Alameda County’s first West Nile Virus victim has survived her encounter with the deadly disease—contracted not here but in Colorado—say local public officials who remain deeply concerned about the virus’s spread into California.
The 47 year-old woman, whose name and city have not been disclosed, was released from the hospital Friday in good health, according to Alameda County Public Health Department spokesperson Sherri Willis. She was the first Californian infected this year.
Public health officials say they are almost certain she acquired the virus last month during a hiking trip in Colorado—a hot spot for the disease this year.
There is not yet any evidence of infected mosquitoes, which carry the disease, in California. But officials say the virus could reach the state in a matter of weeks.
West Nile first appeared in New York in 1999, and has moved about a quarter of the way across the country each summer, when the virus peaks.
“We expect to see it in California this year—this month or next,” said Ken August of the California Department of Health Services.
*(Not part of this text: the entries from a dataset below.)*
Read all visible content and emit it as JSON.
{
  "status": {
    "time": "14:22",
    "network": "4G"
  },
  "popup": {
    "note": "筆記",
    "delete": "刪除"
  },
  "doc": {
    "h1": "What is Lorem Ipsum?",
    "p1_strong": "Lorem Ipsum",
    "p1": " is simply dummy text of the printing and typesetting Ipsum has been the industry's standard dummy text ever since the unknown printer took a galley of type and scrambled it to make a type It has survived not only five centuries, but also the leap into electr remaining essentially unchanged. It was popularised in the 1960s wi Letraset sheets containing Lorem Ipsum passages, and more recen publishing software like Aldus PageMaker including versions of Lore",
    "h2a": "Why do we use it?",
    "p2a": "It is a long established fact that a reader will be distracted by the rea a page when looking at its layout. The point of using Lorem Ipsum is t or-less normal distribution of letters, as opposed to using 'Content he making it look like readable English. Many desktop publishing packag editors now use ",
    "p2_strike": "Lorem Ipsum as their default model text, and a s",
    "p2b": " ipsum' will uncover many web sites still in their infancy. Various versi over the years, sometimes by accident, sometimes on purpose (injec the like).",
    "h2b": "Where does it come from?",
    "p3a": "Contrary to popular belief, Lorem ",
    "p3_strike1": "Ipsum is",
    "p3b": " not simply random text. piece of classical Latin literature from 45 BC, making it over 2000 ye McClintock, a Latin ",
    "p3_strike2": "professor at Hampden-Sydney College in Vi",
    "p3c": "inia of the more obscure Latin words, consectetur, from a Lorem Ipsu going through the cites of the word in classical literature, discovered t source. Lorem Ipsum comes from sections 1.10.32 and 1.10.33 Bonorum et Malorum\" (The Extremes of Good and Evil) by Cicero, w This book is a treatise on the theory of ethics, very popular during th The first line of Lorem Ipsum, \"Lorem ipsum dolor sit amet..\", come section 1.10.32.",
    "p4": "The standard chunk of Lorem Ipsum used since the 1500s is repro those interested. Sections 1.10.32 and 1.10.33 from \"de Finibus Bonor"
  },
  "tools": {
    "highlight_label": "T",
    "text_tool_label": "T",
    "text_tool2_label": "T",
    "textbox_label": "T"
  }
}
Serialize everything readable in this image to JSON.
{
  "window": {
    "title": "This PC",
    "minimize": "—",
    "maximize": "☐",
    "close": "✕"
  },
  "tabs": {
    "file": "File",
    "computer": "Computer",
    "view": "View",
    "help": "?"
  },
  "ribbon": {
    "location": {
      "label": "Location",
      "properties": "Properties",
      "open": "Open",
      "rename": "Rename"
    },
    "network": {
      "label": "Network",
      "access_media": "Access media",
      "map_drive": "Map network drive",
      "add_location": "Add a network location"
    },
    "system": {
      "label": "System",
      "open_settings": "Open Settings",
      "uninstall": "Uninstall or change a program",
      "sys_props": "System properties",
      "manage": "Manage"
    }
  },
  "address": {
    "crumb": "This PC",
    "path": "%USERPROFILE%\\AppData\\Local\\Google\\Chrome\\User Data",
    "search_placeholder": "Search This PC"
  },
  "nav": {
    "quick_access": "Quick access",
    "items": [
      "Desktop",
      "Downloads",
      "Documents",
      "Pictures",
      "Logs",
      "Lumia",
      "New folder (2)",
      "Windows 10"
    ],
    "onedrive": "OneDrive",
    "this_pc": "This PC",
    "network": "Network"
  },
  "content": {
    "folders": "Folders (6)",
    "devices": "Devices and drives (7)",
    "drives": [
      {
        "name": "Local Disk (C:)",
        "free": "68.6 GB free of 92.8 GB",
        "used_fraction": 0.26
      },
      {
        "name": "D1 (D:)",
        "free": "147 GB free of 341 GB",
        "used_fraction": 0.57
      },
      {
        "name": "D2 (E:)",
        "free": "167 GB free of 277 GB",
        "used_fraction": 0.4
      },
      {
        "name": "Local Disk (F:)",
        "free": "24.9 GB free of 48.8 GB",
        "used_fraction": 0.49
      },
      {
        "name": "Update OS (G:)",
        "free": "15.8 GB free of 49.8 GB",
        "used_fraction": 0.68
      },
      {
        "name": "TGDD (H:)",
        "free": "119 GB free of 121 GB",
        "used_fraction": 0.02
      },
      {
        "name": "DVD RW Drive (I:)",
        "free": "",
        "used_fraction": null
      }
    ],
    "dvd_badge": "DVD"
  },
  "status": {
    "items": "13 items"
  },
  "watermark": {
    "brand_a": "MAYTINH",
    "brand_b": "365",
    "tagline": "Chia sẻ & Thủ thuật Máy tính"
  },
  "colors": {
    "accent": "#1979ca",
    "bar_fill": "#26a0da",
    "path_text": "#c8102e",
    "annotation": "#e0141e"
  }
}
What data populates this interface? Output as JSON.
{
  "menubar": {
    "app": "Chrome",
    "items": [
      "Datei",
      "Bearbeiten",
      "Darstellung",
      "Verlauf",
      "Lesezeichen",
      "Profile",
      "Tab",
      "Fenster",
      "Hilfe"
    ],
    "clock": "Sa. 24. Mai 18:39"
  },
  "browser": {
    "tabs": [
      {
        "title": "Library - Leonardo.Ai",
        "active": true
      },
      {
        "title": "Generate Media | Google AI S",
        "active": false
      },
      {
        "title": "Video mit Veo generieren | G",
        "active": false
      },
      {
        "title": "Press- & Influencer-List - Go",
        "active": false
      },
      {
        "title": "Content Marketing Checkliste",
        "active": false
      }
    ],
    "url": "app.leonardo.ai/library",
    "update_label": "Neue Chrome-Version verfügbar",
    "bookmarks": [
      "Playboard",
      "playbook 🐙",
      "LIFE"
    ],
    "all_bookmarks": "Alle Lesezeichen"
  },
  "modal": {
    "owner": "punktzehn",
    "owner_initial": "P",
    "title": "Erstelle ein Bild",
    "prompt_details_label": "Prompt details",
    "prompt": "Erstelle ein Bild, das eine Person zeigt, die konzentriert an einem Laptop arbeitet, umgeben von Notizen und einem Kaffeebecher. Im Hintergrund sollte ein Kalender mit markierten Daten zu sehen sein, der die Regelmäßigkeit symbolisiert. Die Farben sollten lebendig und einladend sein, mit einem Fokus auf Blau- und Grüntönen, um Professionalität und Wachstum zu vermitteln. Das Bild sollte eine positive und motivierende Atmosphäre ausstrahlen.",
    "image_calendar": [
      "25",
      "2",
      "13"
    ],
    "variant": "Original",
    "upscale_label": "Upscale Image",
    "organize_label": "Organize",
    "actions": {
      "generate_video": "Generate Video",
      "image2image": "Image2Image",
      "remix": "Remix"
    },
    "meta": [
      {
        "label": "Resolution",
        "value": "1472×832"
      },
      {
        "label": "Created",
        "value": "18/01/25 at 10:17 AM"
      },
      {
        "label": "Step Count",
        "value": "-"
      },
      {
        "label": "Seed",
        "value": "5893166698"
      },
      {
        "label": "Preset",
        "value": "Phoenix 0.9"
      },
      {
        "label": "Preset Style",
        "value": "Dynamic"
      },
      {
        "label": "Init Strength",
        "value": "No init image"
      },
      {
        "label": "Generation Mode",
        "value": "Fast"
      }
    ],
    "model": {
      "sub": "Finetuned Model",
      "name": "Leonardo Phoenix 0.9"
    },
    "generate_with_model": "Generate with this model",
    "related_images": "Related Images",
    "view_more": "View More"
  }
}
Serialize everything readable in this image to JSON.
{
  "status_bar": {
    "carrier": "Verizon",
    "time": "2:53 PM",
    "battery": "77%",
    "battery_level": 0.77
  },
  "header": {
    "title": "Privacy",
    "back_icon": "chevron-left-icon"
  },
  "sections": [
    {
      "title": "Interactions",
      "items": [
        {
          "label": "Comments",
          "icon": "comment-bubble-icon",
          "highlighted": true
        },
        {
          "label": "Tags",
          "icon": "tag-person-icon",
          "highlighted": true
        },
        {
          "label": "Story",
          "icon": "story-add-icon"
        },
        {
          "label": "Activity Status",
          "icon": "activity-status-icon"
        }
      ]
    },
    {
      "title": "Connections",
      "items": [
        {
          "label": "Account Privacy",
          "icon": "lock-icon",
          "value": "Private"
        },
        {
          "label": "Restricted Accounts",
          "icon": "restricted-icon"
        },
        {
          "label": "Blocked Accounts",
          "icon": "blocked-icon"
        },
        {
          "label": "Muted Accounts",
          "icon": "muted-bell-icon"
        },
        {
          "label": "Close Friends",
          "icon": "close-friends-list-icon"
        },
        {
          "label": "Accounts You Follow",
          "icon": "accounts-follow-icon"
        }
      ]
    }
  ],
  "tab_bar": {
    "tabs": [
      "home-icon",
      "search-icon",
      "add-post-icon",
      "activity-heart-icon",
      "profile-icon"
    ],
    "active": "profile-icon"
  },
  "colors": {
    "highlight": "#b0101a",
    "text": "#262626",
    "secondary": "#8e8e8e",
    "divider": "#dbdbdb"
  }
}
Dr. Vicki Alexander, Berkeley’s director of maternal, child and adolescent health, said the Alameda County victim is not a Berkeley resident, to her knowledge, and that city officials have not changed their readiness level.
“Everybody’s on alert, no matter what,” she said.
Bruce Kirkpatrick, entomologist with the Alameda County Mosquito Abatement District, said his agency set up 11 mosquito traps around the woman’s condominium to make sure that she wasn’t infected locally. Kirkpatrick shipped off captured mosquitoes to UC Davis’ Arbovirus Research Unit Monday for testing. He expects results in about a week.
“We don’t anticipate anything positive,” he said. “I would guess [the odds are] a million to one. We just want to make sure she didn’t get the virus in California.”
Last week, the victim was suffering from acute flaccid paralysis, a rare neurological syndrome which has created severe weakness in her legs, according to the state health department.
The woman reported getting bitten by mosquitoes while traveling in northeast Colorado in late July. She returned to the state July 26, exhibited the first symptoms of the disease July 30 and was hospitalized Aug. 7. But health officials said they did not have enough proof to announce the case until last week.
Colorado has become the heart of West Nile country, with 247 human cases and six deaths reported as of Monday, according to the U.S. Centers for Disease Control and Prevention, making it the heaviest hit state this year by far. South Dakota was second with 66 cases and no deaths as of Monday.
Nationwide, there have been 470 reported human cases and 10 deaths this year. Last year, there were 4,156 reported cases and 284 deaths across the country.
The only California case last year involved a Los Angeles County woman who recovered from the virus. Health officials believe she was infected by a mosquito that arrived in the state by way of car or airplane, since they found no evidence of infected California mosquitoes.
West Nile is a “flavivirus” commonly found in Africa, West Asia and the Middle East and is closely related to the St. Louis encephalitis virus found in the United States.
Mosquitoes spread the disease by biting an infected animal—usually a bird or a horse—and passing the virus to a human or another animal.
August, of the state health department, said mosquitoes cannot pick up the disease by biting an infected person because humans develop antibodies to the virus once infected. The Alameda County woman infected in July and all other human victims, he said, pose no threat to the public health.
Most people infected with West Nile Virus have no symptoms, but about 20 percent develop a fever, headache or body aches. About one in 150 come down with more severe symptoms, including encephalitis, a life-threatening swelling of the brain.
Public health officials recommend that residents eliminate standing pools of water, where mosquitoes breed, from their property. They also suggest wearing long sleeves and using insect repellent.